===== Data to process =====
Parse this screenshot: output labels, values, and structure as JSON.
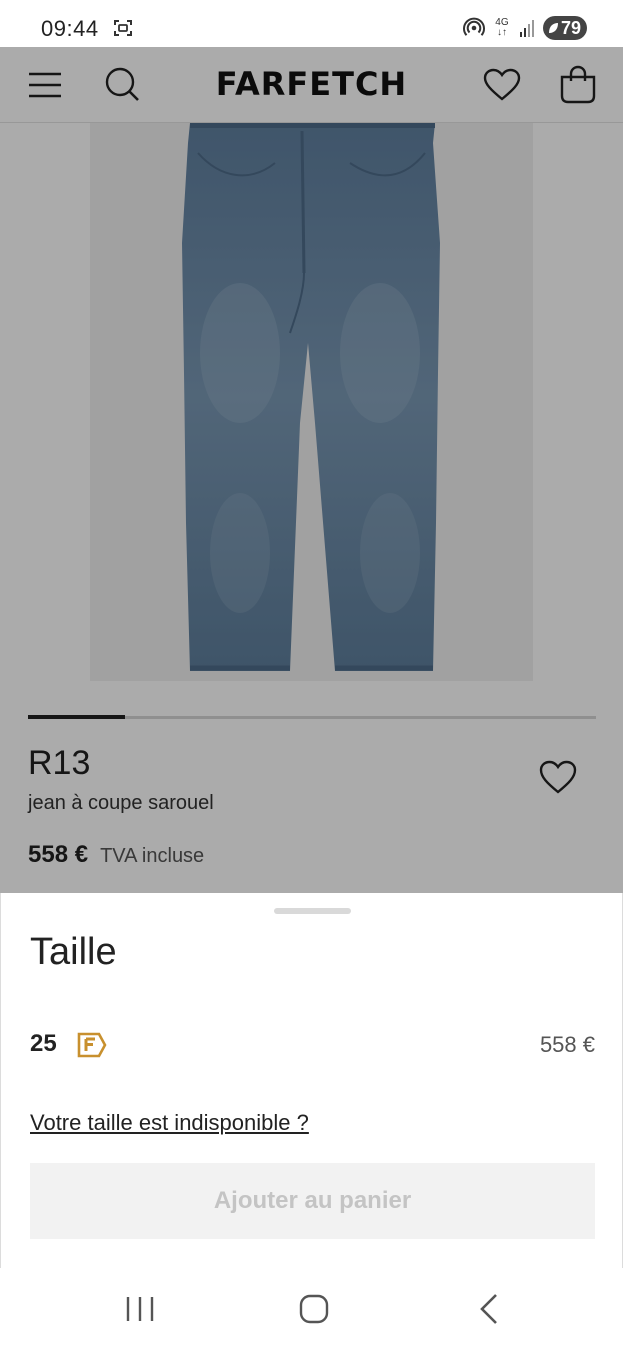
{
  "status_bar": {
    "time": "09:44",
    "network": "4G",
    "battery": "79"
  },
  "app_bar": {
    "logo": "FARFETCH",
    "menu_icon": "menu-icon",
    "search_icon": "search-icon",
    "wishlist_icon": "heart-icon",
    "bag_icon": "bag-icon"
  },
  "product": {
    "image": "blue-denim-jeans-photo",
    "carousel_progress": 0.17,
    "brand": "R13",
    "name": "jean à coupe sarouel",
    "price": "558 €",
    "vat_note": "TVA incluse"
  },
  "size_sheet": {
    "title": "Taille",
    "options": [
      {
        "size": "25",
        "badge_icon": "farfetch-f-badge-icon",
        "price": "558 €"
      }
    ],
    "unavailable_link": "Votre taille est indisponible ?",
    "add_to_cart": "Ajouter au panier"
  },
  "colors": {
    "badge": "#C8902E",
    "denim": "#6E8FAD",
    "button_bg": "#F2F2F2",
    "button_text": "#C4C4C4"
  }
}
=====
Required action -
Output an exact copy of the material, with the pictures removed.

Answer -
Parse this screenshot: output labels, values, and structure as JSON.
{
  "status_bar": {
    "time": "09:44",
    "network": "4G",
    "battery": "79"
  },
  "app_bar": {
    "logo": "FARFETCH",
    "menu_icon": "menu-icon",
    "search_icon": "search-icon",
    "wishlist_icon": "heart-icon",
    "bag_icon": "bag-icon"
  },
  "product": {
    "image": "blue-denim-jeans-photo",
    "carousel_progress": 0.17,
    "brand": "R13",
    "name": "jean à coupe sarouel",
    "price": "558 €",
    "vat_note": "TVA incluse"
  },
  "size_sheet": {
    "title": "Taille",
    "options": [
      {
        "size": "25",
        "badge_icon": "farfetch-f-badge-icon",
        "price": "558 €"
      }
    ],
    "unavailable_link": "Votre taille est indisponible ?",
    "add_to_cart": "Ajouter au panier"
  },
  "colors": {
    "badge": "#C8902E",
    "denim": "#6E8FAD",
    "button_bg": "#F2F2F2",
    "button_text": "#C4C4C4"
  }
}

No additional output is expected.